Now on to New Years… We had decided to stay over at Andy’s mum’s house on New Years so that she could watch Henry while he slept and we went out. We had no intentions of going into Liverpool and planned just to stay and drink in the New Year at a little pub in Crosby.

I had told Andy that I wanted to get to the pub by 8 PM so that we could get a table. Andy laughed at me and said that would never happen- that it would be too packed by that time. When we arrived there at 7:30 PM the place was practically dead. We found a table in the corner and quite peacefully drank there until midnight having a lovely conversation and a bit of a debate about religion. The pub never got properly busy and I was really disappointed that when midnight struck, nobody was at all bothered. There were no streamers, or hats, or horns and definitely no champagne. I, having had quite a few double vodkas at this point, did a very obnoxious American thing by yelling “5! 4! 3! 2! 1!” with the countdown which only produced a few annoyed looks by the locals. We decided to move on.

In all fairness, there was quite a bit of commotion going on outside in the village center and I saw a bit of streamer debris on the sidewalk. Basically, we missed the party in our quest for a quieter pub.
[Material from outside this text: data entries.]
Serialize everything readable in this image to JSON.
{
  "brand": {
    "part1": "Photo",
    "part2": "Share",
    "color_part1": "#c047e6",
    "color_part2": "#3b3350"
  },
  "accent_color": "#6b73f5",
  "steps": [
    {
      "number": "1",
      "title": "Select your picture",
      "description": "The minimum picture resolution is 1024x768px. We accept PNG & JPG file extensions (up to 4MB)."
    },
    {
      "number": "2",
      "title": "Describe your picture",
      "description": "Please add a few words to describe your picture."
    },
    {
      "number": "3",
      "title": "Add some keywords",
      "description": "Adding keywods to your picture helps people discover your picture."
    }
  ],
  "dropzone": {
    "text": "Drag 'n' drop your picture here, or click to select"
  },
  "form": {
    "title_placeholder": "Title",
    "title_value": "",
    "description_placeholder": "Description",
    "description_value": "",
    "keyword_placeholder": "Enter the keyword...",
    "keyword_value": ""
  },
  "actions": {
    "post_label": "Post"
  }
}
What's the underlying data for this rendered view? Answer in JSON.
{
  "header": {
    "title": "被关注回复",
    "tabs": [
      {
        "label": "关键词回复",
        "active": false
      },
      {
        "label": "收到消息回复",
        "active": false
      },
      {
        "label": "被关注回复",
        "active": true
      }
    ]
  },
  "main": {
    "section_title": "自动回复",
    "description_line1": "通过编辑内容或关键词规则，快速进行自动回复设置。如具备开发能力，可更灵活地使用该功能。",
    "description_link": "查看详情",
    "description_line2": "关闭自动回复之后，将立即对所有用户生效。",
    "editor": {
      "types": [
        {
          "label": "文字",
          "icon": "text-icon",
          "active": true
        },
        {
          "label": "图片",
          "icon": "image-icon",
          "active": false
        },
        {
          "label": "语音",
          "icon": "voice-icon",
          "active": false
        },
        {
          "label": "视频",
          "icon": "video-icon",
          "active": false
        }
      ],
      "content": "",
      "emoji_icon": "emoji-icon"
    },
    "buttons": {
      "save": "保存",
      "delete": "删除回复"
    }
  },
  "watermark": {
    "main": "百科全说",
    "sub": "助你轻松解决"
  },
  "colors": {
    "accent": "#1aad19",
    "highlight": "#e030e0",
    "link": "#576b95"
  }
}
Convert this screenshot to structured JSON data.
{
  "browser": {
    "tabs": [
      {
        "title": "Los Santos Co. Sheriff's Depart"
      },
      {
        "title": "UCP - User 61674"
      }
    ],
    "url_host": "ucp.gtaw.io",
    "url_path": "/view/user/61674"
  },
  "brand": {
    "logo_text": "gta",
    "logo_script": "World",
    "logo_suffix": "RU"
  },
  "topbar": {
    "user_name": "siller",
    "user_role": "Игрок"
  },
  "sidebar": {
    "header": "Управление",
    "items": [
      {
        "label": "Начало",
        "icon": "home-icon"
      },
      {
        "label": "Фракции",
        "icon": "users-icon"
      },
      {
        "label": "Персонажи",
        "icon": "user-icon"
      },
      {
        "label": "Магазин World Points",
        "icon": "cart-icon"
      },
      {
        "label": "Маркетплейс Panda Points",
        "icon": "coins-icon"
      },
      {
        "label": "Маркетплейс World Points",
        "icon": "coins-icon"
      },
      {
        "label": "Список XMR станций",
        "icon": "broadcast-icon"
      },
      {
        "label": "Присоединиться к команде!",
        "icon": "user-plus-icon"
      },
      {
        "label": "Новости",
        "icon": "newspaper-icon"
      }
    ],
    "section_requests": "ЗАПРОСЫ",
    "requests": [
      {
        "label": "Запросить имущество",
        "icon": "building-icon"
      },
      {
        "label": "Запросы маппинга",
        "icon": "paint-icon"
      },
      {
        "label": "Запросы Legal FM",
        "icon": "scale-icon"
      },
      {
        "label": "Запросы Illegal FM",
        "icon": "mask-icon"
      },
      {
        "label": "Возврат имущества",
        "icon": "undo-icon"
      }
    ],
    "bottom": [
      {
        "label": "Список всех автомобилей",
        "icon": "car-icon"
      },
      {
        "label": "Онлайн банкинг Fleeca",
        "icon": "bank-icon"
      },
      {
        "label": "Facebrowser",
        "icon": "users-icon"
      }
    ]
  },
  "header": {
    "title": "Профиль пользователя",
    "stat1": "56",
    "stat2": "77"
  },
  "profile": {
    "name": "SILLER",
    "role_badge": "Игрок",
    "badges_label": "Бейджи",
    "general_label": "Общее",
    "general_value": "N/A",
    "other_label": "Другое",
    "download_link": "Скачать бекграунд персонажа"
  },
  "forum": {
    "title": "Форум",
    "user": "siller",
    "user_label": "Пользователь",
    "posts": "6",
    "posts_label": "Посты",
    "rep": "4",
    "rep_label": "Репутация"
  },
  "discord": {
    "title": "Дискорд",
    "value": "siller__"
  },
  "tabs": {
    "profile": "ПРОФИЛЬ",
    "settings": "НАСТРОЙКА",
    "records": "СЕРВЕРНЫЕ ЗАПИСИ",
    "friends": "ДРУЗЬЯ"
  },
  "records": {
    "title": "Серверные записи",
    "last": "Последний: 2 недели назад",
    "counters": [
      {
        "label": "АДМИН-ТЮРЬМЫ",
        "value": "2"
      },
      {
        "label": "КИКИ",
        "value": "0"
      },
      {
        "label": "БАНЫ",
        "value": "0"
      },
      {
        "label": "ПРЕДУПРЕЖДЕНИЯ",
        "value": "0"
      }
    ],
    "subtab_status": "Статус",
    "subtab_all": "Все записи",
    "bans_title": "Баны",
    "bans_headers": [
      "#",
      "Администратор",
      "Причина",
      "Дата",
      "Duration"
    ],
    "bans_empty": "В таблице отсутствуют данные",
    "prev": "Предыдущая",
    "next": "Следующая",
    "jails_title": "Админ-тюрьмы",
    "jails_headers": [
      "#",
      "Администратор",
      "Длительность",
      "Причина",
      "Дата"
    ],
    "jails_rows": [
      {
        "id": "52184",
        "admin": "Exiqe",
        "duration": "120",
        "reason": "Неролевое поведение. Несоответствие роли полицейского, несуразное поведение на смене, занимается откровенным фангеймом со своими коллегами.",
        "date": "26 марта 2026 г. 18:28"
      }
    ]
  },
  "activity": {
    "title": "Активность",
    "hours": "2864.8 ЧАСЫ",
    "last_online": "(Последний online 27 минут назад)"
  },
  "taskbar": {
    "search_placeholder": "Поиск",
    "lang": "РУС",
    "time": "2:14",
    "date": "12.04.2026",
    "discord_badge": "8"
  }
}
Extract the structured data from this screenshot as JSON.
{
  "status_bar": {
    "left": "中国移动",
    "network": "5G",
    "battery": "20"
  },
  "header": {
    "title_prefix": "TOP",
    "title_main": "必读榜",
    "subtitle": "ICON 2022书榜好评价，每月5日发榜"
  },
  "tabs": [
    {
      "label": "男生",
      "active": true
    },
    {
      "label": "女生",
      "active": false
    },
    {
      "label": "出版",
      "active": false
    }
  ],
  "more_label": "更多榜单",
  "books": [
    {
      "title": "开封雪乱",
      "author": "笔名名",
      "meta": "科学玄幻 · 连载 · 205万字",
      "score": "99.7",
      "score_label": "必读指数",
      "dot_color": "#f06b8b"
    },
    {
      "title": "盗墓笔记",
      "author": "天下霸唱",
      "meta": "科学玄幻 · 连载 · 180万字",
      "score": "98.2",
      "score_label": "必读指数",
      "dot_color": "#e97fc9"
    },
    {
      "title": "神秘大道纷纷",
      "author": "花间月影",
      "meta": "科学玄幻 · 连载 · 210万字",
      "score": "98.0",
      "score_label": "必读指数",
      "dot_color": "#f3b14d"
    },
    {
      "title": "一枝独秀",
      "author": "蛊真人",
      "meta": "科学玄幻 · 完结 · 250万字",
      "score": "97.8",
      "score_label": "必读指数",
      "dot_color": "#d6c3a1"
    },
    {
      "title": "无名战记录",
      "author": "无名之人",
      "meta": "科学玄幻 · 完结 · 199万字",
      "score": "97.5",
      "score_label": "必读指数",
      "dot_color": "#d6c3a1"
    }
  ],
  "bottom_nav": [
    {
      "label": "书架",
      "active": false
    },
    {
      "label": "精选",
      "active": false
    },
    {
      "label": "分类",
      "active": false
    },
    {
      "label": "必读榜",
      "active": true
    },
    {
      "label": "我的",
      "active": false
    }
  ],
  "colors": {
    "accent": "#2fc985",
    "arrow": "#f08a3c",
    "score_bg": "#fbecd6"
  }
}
We popped into a more lively bar for one last drink and I again made an ass out of myself by trying to request dance-y songs to the DJ.

“Can you play Blue Monday?” (which probably came out, “canna you plaaaay boo monda?”

“I already played that 3 times tonight.”

“How about Dee-Lite?”

“Played 2 times already.”

“uuuuuuuuuuuuuuuuuuuuuuuuh, Wombats! Play Wombats! Dance Joy Division!” (It’s ‘Let’s Dance to Joy Division’ but I was hammered)

“Yeah, OK.”

So we danced to our Wombats song, downed our drink and got some food at the chippy to end our evening. Hello 2012!